EXCERPTED RECORDS Block Start
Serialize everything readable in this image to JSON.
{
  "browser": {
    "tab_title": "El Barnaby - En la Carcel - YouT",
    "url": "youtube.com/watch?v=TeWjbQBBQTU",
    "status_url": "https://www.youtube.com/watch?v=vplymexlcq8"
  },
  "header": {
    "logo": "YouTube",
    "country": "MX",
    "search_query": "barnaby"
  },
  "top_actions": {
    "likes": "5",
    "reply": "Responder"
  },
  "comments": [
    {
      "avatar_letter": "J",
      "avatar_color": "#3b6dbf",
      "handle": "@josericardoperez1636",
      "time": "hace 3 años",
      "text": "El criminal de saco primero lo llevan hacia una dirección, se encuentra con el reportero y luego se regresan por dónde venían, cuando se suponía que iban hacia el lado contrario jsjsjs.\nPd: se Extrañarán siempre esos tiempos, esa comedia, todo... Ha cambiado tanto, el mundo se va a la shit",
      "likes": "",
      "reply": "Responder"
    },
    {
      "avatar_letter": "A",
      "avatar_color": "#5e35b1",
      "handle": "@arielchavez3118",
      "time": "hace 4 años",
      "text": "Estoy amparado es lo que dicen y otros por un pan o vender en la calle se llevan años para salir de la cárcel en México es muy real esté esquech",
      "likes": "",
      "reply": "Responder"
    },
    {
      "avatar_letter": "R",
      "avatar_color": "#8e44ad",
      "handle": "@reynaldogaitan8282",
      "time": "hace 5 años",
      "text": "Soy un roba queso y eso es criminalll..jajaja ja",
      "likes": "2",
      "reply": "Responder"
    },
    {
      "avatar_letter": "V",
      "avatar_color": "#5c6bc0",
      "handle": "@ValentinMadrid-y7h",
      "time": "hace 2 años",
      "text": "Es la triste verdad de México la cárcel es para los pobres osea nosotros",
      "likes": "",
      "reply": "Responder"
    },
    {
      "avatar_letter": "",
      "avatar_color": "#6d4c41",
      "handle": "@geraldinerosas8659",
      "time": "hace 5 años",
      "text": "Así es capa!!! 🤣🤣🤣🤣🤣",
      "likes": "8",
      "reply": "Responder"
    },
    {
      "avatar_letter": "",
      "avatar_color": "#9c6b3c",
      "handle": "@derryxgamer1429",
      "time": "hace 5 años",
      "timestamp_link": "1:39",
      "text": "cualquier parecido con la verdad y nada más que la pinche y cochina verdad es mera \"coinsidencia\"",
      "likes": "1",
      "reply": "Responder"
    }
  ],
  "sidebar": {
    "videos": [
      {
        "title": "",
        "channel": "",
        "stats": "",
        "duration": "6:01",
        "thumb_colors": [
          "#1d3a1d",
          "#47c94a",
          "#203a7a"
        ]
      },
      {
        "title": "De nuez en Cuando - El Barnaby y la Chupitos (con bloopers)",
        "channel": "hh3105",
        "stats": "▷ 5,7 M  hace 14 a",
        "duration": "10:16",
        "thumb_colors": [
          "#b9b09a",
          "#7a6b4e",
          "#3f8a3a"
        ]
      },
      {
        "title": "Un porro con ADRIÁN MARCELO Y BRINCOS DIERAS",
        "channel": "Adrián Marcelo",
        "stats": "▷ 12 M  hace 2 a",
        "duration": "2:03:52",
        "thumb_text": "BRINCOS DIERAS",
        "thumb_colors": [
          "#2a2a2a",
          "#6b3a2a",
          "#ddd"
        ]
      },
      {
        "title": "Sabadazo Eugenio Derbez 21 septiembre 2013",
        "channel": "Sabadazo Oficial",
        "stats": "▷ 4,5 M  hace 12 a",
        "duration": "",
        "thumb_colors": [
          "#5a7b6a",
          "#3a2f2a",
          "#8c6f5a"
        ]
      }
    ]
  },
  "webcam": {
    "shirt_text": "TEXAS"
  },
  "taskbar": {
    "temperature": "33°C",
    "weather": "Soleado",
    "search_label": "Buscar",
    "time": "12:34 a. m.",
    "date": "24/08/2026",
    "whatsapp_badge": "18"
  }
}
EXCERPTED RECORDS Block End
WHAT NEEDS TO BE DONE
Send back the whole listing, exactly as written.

RESPONSE TO THE EXERCISE
Serialize everything readable in this image to JSON.
{
  "browser": {
    "tab_title": "El Barnaby - En la Carcel - YouT",
    "url": "youtube.com/watch?v=TeWjbQBBQTU",
    "status_url": "https://www.youtube.com/watch?v=vplymexlcq8"
  },
  "header": {
    "logo": "YouTube",
    "country": "MX",
    "search_query": "barnaby"
  },
  "top_actions": {
    "likes": "5",
    "reply": "Responder"
  },
  "comments": [
    {
      "avatar_letter": "J",
      "avatar_color": "#3b6dbf",
      "handle": "@josericardoperez1636",
      "time": "hace 3 años",
      "text": "El criminal de saco primero lo llevan hacia una dirección, se encuentra con el reportero y luego se regresan por dónde venían, cuando se suponía que iban hacia el lado contrario jsjsjs.\nPd: se Extrañarán siempre esos tiempos, esa comedia, todo... Ha cambiado tanto, el mundo se va a la shit",
      "likes": "",
      "reply": "Responder"
    },
    {
      "avatar_letter": "A",
      "avatar_color": "#5e35b1",
      "handle": "@arielchavez3118",
      "time": "hace 4 años",
      "text": "Estoy amparado es lo que dicen y otros por un pan o vender en la calle se llevan años para salir de la cárcel en México es muy real esté esquech",
      "likes": "",
      "reply": "Responder"
    },
    {
      "avatar_letter": "R",
      "avatar_color": "#8e44ad",
      "handle": "@reynaldogaitan8282",
      "time": "hace 5 años",
      "text": "Soy un roba queso y eso es criminalll..jajaja ja",
      "likes": "2",
      "reply": "Responder"
    },
    {
      "avatar_letter": "V",
      "avatar_color": "#5c6bc0",
      "handle": "@ValentinMadrid-y7h",
      "time": "hace 2 años",
      "text": "Es la triste verdad de México la cárcel es para los pobres osea nosotros",
      "likes": "",
      "reply": "Responder"
    },
    {
      "avatar_letter": "",
      "avatar_color": "#6d4c41",
      "handle": "@geraldinerosas8659",
      "time": "hace 5 años",
      "text": "Así es capa!!! 🤣🤣🤣🤣🤣",
      "likes": "8",
      "reply": "Responder"
    },
    {
      "avatar_letter": "",
      "avatar_color": "#9c6b3c",
      "handle": "@derryxgamer1429",
      "time": "hace 5 años",
      "timestamp_link": "1:39",
      "text": "cualquier parecido con la verdad y nada más que la pinche y cochina verdad es mera \"coinsidencia\"",
      "likes": "1",
      "reply": "Responder"
    }
  ],
  "sidebar": {
    "videos": [
      {
        "title": "",
        "channel": "",
        "stats": "",
        "duration": "6:01",
        "thumb_colors": [
          "#1d3a1d",
          "#47c94a",
          "#203a7a"
        ]
      },
      {
        "title": "De nuez en Cuando - El Barnaby y la Chupitos (con bloopers)",
        "channel": "hh3105",
        "stats": "▷ 5,7 M  hace 14 a",
        "duration": "10:16",
        "thumb_colors": [
          "#b9b09a",
          "#7a6b4e",
          "#3f8a3a"
        ]
      },
      {
        "title": "Un porro con ADRIÁN MARCELO Y BRINCOS DIERAS",
        "channel": "Adrián Marcelo",
        "stats": "▷ 12 M  hace 2 a",
        "duration": "2:03:52",
        "thumb_text": "BRINCOS DIERAS",
        "thumb_colors": [
          "#2a2a2a",
          "#6b3a2a",
          "#ddd"
        ]
      },
      {
        "title": "Sabadazo Eugenio Derbez 21 septiembre 2013",
        "channel": "Sabadazo Oficial",
        "stats": "▷ 4,5 M  hace 12 a",
        "duration": "",
        "thumb_colors": [
          "#5a7b6a",
          "#3a2f2a",
          "#8c6f5a"
        ]
      }
    ]
  },
  "webcam": {
    "shirt_text": "TEXAS"
  },
  "taskbar": {
    "temperature": "33°C",
    "weather": "Soleado",
    "search_label": "Buscar",
    "time": "12:34 a. m.",
    "date": "24/08/2026",
    "whatsapp_badge": "18"
  }
}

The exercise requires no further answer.